The attack, which occurred around 23:00 (18:00 GMT) in the district of Saddar, was claimed by the Revolutionary Army of Sindhudesh (SRA), which is fighting for the independence of the southern province of Sindh, whose Karachi is the capital.

In a statement posted on its Telegram channel, the SRA said it had detonated a “remotely controlled bomb” which targeted a coastguard vehicle, and pledged “to continue its resistance until the complete release” of the Sindh.

“Several” vehicles, including one belonging to the coastguard, were damaged in the explosion, which caused the death of a “passerby”, said Sajjad Khan, a local police official.

“According to the first elements of the investigation, the bomb had been placed on a motorcycle parked next to a garbage can,” he explained.

Victims were still being treated Friday morning at Jinnah Hospital for injuries caused by steel balls placed with the explosive to amplify the damage, said an official of the establishment, Shahid Rasool.

Nine of the injured were still hospitalized and three were allowed to go home, according to this source.

The attack comes more than two weeks after a suicide bombing by a female suicide bomber killed four people, including three Chinese teachers working for the Confucius Cultural Institute on the University of Karachi campus.

The Balochistan Liberation Army (BLA), a group fighting for the independence of this province, the largest and poorest in Pakistan, and which has often targeted Chinese interests in the country in the past, had claims.

Pakistan has been facing deteriorating security in recent months, especially since the Taliban took power in Afghanistan in mid-August.

After several years of relative calm, the attacks have resumed with renewed vigor, carried out by the Pakistani Taliban of the Tehreek-e-Taliban Pakistan (TTP), the regional branch of the Islamic State group (EI-K), or separatist groups Baluchis.

Pakistan accuses the Taliban of letting these groups use Afghan soil to plan their attacks, which Kabul has repeatedly denied.

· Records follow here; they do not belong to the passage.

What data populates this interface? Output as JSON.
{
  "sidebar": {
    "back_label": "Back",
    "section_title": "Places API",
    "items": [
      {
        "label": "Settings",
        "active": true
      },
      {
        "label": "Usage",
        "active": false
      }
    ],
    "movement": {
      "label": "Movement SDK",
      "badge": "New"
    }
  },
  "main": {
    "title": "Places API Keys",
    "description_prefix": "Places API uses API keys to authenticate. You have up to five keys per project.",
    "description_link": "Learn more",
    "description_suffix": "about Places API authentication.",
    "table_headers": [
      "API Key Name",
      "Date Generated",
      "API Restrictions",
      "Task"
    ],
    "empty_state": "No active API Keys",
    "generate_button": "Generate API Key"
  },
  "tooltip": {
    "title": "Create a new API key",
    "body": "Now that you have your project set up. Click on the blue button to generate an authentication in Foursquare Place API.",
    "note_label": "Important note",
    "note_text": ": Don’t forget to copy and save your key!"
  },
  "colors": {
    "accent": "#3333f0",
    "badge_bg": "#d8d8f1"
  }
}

This trend has been confirmed in recent weeks, with the number of attacks increasing by 24% between March and April, according to the PICSS Institute in Islamabad.